Jane Morris Goodall is a British researcher best known for her study of chimpanzees, on environmental conservation, and animal welfare.
She was born on the 3rd of April 1934 in London, England, and her love for animals sprung from a huge lifelike chimpanzee her father gave her when she was little.
She named it Jubilee and the toy still sits in her bedroom.
Her fascination for animals took her to the Kenyan highlands in 1957, where she initially worked digging fossils.
She soon got involved studying a group of wild chimpanzees and three years later, Goodall observed chimpanzees eating meat, which allowed her to disprove the theory that they were vegetarian animals.
She went onto learn how they behaved with one another, how they solved problems, handled tools and many to her things.
These observations led her to believe that chimpanzees were quite like humans.
Unlike most researchers working with animals, Goodall used to name her little research friends. Even though some people criticised them, her love for animals was clear seen.
She is a strong supporter of animal rights and animal welfare, and has been fighting for their rights for years.
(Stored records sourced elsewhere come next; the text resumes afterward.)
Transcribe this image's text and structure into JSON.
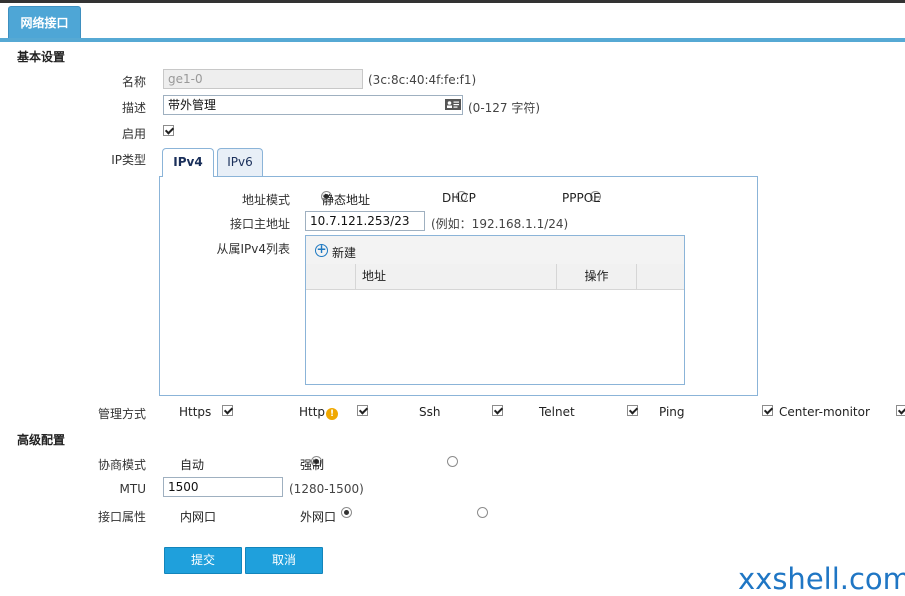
{
  "header": {
    "tab_label": "网络接口"
  },
  "basic": {
    "section_title": "基本设置",
    "name_label": "名称",
    "name_value": "ge1-0",
    "mac_hint": "(3c:8c:40:4f:fe:f1)",
    "desc_label": "描述",
    "desc_value": "带外管理",
    "desc_hint": "(0-127 字符)",
    "enable_label": "启用",
    "enable_checked": true,
    "ip_type_label": "IP类型"
  },
  "ip_tabs": [
    {
      "label": "IPv4",
      "active": true
    },
    {
      "label": "IPv6",
      "active": false
    }
  ],
  "ipv4": {
    "addr_mode_label": "地址模式",
    "modes": [
      {
        "label": "静态地址",
        "selected": true
      },
      {
        "label": "DHCP",
        "selected": false
      },
      {
        "label": "PPPOE",
        "selected": false
      }
    ],
    "primary_label": "接口主地址",
    "primary_value": "10.7.121.253/23",
    "primary_hint": "(例如：192.168.1.1/24)",
    "secondary_label": "从属IPv4列表",
    "new_button": "新建",
    "columns": [
      "地址",
      "操作"
    ]
  },
  "management": {
    "label": "管理方式",
    "items": [
      {
        "label": "Https",
        "checked": true
      },
      {
        "label": "Http",
        "checked": true,
        "warning": true
      },
      {
        "label": "Ssh",
        "checked": true
      },
      {
        "label": "Telnet",
        "checked": true
      },
      {
        "label": "Ping",
        "checked": true
      },
      {
        "label": "Center-monitor",
        "checked": true
      }
    ]
  },
  "advanced": {
    "section_title": "高级配置",
    "negotiation_label": "协商模式",
    "negotiation_options": [
      {
        "label": "自动",
        "selected": true
      },
      {
        "label": "强制",
        "selected": false
      }
    ],
    "mtu_label": "MTU",
    "mtu_value": "1500",
    "mtu_hint": "(1280-1500)",
    "attr_label": "接口属性",
    "attr_options": [
      {
        "label": "内网口",
        "selected": true
      },
      {
        "label": "外网口",
        "selected": false
      }
    ]
  },
  "actions": {
    "submit": "提交",
    "cancel": "取消"
  },
  "watermark": "xxshell.com",
  "colors": {
    "accent": "#4ea6d6",
    "button": "#1fa0dc",
    "border": "#8bb4d8",
    "watermark": "#1f76c4"
  },
  "icons": {
    "desc_field": "contact-card-icon",
    "new": "plus-circle-icon",
    "http_warning": "warning-icon"
  }
}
She was also the president of the Advocates for Animals organization in 1998, and 2008.
She has been awarded many awards, and honours for all the enlightening work she has done with chimpanzees and for the environment.
She was also named the United Nations Messenger of Peace in 2002.